  • Also, the plan may not rescind or cancel your coverage or limit your benefits unless you had intentionally put false or incomplete information on your application. “Rescind” means to cancel your coverage all the way back to the date it started as if it never existed.

Can I change from one individual plan contract to another one without underwriting?

People covered by an individual plan for at least 18 months have the right to transfer to a different plan contract with the same company.

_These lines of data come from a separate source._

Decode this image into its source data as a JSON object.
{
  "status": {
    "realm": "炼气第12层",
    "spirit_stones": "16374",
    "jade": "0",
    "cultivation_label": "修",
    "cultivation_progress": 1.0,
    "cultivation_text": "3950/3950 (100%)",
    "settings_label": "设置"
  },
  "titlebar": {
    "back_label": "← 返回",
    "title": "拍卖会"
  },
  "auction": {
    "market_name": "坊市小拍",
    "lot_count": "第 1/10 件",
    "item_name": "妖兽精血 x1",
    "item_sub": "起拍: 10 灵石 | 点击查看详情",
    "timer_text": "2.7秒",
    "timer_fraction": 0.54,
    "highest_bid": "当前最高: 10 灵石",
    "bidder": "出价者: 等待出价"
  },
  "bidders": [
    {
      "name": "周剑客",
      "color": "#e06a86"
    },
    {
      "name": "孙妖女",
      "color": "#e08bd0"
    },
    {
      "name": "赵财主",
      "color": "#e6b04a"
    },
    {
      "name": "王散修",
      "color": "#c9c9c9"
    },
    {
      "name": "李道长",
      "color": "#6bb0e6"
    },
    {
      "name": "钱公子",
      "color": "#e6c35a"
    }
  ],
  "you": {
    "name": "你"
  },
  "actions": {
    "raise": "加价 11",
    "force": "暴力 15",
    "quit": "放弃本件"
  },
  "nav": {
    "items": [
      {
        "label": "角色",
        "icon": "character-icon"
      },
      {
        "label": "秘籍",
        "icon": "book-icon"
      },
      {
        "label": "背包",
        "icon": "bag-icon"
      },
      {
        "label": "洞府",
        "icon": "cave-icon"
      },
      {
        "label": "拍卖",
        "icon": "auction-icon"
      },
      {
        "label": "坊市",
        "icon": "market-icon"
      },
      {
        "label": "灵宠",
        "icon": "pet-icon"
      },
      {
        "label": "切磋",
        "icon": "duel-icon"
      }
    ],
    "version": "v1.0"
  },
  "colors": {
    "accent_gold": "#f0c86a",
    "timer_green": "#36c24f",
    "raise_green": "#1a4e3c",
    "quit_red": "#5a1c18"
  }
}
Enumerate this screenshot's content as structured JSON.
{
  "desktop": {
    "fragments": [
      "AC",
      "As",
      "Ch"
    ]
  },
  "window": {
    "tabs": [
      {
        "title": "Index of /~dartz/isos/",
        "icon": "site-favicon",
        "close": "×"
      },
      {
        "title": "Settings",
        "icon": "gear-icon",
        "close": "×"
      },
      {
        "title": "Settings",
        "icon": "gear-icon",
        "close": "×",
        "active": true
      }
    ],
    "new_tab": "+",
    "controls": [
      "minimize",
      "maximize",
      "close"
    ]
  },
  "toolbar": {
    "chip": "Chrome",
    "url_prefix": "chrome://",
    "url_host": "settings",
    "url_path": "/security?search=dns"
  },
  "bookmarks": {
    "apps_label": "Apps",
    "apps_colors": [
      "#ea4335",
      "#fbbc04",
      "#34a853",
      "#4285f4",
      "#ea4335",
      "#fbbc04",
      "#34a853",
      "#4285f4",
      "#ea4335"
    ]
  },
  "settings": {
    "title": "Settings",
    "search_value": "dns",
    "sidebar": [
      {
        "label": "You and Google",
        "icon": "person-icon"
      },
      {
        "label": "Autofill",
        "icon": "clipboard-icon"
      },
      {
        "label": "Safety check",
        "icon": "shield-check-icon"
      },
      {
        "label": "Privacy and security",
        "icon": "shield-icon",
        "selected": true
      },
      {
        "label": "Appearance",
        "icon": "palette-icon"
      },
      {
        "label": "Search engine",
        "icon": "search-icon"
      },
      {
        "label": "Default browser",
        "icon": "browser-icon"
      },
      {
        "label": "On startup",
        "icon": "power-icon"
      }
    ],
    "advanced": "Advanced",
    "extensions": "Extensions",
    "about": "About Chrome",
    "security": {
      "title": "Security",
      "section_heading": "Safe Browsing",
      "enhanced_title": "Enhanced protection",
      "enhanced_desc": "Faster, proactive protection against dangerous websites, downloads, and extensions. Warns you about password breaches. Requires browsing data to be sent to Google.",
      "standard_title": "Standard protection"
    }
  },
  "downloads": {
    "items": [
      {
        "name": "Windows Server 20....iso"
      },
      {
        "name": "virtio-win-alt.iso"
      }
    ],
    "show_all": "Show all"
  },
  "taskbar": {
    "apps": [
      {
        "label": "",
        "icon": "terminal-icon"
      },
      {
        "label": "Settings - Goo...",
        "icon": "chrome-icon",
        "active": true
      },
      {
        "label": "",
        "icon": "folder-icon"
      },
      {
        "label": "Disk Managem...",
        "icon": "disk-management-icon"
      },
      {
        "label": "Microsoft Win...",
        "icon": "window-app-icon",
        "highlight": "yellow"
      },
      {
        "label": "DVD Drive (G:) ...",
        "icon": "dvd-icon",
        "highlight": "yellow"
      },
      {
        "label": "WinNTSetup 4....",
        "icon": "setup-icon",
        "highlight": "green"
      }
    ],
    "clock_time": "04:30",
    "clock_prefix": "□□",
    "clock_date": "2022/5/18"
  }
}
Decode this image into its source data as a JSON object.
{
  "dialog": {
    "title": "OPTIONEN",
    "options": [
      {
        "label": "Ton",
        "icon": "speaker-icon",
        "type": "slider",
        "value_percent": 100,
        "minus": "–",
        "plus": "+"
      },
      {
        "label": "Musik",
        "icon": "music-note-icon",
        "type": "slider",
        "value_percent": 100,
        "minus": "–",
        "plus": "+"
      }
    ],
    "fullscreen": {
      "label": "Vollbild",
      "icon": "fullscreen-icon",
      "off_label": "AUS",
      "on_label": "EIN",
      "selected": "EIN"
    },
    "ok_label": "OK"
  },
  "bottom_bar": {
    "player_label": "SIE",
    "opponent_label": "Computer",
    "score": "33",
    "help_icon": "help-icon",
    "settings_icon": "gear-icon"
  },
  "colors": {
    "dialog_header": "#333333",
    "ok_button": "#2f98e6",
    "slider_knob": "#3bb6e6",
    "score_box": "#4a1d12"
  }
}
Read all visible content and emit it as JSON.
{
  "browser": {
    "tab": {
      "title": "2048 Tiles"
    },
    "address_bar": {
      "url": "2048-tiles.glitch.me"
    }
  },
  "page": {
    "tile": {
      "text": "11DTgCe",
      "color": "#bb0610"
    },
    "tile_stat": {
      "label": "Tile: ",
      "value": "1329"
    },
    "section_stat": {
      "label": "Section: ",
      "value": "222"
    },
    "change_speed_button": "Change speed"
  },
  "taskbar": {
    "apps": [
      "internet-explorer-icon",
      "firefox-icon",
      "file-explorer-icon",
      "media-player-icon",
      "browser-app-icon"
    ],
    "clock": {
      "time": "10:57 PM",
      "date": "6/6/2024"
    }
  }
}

  • You have the right to transfer to any other individual plan contract offered by the same company with equal or lesser benefits. For example, you may be able to transfer from a plan contract with a $250 deductible to a plan contract with a $500 deductible and a lower premium, if the plan offers such a contract.
  • You have the right to transfer without the plan looking at your medical history or doing medical underwriting.
  • You have the right to transfer at least once per year.
  • The plan should send you a notice about your right to transfer whenever your plan changes its premium. This notice must tell you how you can get information from the plan about contracts available to you. This notice must also tell you that you may not be able to return to your current contract after a transfer.

Each company must rank its individual plan contracts. This will allow you to identify which contracts have equal or lesser benefits compared to your current contract. The company must show the ranking on its website or send it to you when you ask. Each company must update its ranking whenever the DMHC approves a new contract or benefit design. The DMHC does not review the ranking.

The right to transfer does not apply to people who are enrolled in the following kinds of plans:

  • HIPAA guaranteed-issue individual plans
  • Conversion coverage
  • Specialized plans such as dental plans, vision plans, etc.
  • Medi-Cal
  • Access for Infants and Mothers (AIM)
  • Healthy Families
  • Group health plans